Tandon in his enthusiasm thought that with such gestures he had initiated a unique relationship between the upper caste-dominated BJP and the lower caste-dominated BSP. But the alliance lasted just a few months and assembly elections followed. Yet, once the results were out, he was back in the reckoning as the BJP was left with little choice but to knock at Mayawati's doors for a post-poll alliance.
Mayawati called the shots, while Tandon played the role of patron.
When Kalyan Singh took over as chief minister as part of the deal between the two allies, she tried to bring down the coalition government but failed because Singh proved too smart for her.
Tandon was relegated to an innocuous position only to bounce back into the limelight after the 2002 assembly election, which again threw up a hung assembly.
The BJP chose to strike another deal — the third one — with the BSP. Rekindling his 'sibling' ties with Mayawati, Tandon played the role of go-between with aplomb.

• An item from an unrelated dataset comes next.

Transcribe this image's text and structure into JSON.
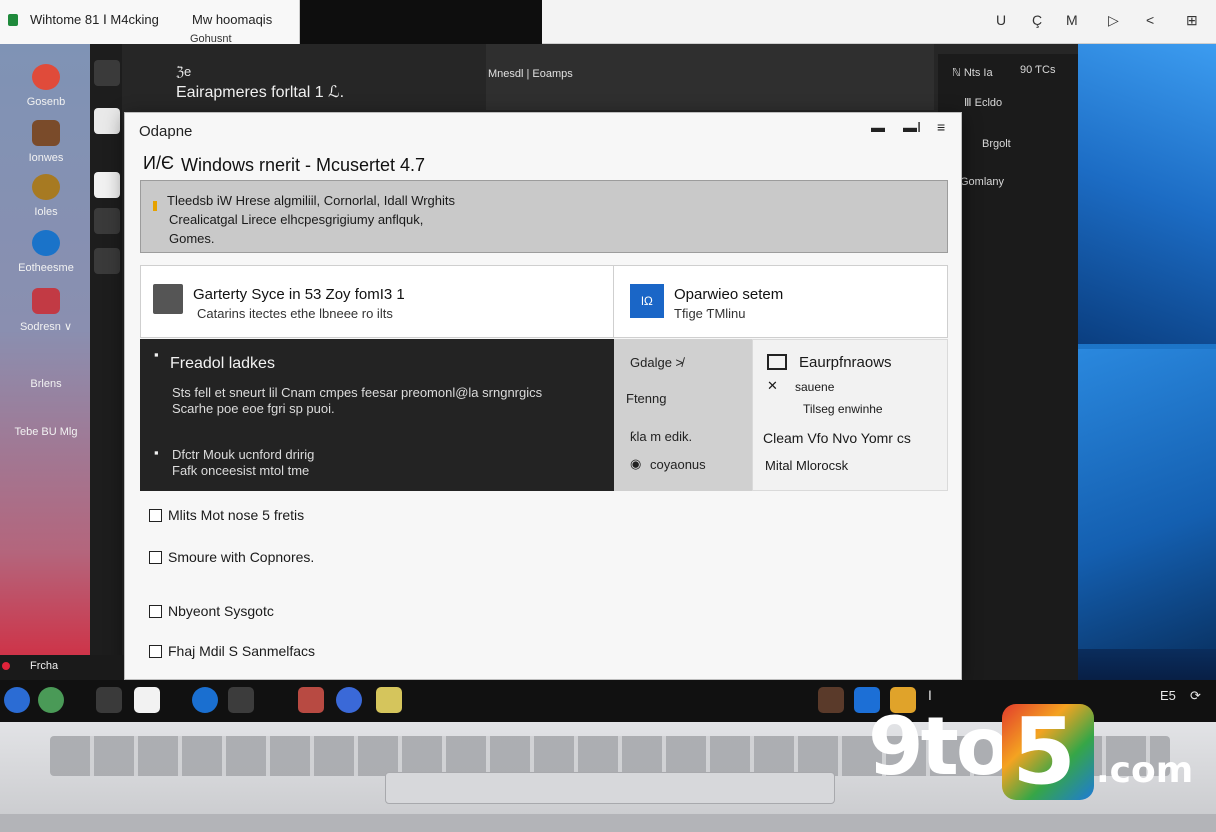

The photo-ops during the Raksha Bandhan festival returned, but this time the bonhomie was short-lived.
At one point of time, Tandon with Rajnath Singh and Kalraj Mishra were seen as Uttar Pradesh's powerful trinity. But without a mass base, Tandon was nothing but a go-between. He had served his purpose, that of helping Mayawati open a direct line of communication with Vajpayee and Deputy Prime Minister L K Advani. She did not need him any longer and treated his demand for the deputy chief minister's post with disdain.
When Mayawati's third government was replaced by that of Mulayam Singh Yadav in August 2003, Tandon was left with few friends and little to do.
The announcement of the Lok Sabha election gave him another opportunity to hog the limelight at the head of Vajpayee's election campaign in the company of the latter's personal secretary and old confidant, Shiv Kumar.
Tandon had pushed many development schemes in the prime minister's constituency whose downmarket areas witnessed much improvement in civic amenities. Yet, he drew a lot of flak on account of the fact that the quantum of work carried out did not match the flow of funds.
His years as Uttar Pradesh's minister for energy and, later, for housing and urban development gave Tandon not only a high profile but also transformed his fortunes both in political and financial terms. His chikan business expanded and he diversified into construction and automobile trading. Of late, he had even begun to celebrate his birthday in public.
Affinity and proximity with all kinds of people was a natural corollary. So, it comes as no surprise that the man who hosted the fateful saree distribution function for Tandon has a long police record.